- **EXTRACTED ENTRIES**:
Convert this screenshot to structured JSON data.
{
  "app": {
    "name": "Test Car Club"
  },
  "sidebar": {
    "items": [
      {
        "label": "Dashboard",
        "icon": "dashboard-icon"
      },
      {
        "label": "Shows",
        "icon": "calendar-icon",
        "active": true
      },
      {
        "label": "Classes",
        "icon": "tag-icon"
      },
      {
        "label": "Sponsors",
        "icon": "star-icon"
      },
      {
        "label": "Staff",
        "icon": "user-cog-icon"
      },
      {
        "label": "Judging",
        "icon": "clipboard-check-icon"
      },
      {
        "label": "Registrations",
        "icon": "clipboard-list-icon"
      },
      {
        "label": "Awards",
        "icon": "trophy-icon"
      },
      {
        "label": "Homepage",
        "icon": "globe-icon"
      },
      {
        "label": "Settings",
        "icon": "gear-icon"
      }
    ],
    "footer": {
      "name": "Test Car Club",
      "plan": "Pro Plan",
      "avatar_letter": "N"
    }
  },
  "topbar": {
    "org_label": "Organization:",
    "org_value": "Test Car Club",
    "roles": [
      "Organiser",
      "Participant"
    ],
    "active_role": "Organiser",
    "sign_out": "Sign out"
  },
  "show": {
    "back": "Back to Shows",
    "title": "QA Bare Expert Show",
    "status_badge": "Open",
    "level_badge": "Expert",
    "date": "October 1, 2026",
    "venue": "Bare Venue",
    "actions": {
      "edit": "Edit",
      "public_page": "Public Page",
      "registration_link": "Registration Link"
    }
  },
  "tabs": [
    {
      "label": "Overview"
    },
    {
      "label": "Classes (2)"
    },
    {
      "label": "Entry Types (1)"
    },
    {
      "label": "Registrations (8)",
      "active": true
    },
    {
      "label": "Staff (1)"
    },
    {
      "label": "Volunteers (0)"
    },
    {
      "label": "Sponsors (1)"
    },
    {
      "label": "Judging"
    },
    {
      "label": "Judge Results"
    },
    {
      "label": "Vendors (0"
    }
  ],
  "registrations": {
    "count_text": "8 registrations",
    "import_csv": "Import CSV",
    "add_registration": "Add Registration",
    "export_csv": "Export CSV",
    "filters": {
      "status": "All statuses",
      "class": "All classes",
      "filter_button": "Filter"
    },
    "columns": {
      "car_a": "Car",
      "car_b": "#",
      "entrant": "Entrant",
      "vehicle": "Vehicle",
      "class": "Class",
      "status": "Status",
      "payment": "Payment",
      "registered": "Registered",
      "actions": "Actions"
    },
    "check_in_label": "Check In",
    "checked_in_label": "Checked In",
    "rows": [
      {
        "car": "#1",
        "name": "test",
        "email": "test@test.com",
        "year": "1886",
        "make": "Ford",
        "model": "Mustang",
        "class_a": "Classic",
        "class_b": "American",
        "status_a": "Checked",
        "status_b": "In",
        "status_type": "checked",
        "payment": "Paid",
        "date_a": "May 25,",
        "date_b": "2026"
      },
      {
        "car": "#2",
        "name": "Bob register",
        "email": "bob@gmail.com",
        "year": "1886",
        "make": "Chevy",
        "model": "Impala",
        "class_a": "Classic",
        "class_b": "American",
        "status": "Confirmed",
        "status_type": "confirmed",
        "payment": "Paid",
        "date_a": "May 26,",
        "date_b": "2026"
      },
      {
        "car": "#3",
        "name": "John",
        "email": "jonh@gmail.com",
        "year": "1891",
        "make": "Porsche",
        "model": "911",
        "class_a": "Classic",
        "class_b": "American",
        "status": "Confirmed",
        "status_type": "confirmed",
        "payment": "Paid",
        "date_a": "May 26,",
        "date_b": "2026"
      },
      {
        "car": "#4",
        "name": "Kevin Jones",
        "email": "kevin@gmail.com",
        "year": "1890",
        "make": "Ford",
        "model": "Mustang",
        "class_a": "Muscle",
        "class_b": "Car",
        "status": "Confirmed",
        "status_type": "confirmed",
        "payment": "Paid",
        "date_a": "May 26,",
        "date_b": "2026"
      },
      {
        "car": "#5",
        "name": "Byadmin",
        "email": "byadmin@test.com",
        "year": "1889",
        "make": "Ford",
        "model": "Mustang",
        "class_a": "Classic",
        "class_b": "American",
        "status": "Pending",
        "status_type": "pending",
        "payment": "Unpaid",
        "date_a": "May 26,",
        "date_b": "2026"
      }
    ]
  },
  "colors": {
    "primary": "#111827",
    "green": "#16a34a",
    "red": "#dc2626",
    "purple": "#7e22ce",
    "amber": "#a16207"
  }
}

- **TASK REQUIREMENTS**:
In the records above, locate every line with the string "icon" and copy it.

- **RESULT BELOW**:
        "icon": "dashboard-icon"
        "icon": "calendar-icon",
        "icon": "tag-icon"
        "icon": "star-icon"
        "icon": "user-cog-icon"
        "icon": "clipboard-check-icon"
        "icon": "clipboard-list-icon"
        "icon": "trophy-icon"
        "icon": "globe-icon"
        "icon": "gear-icon"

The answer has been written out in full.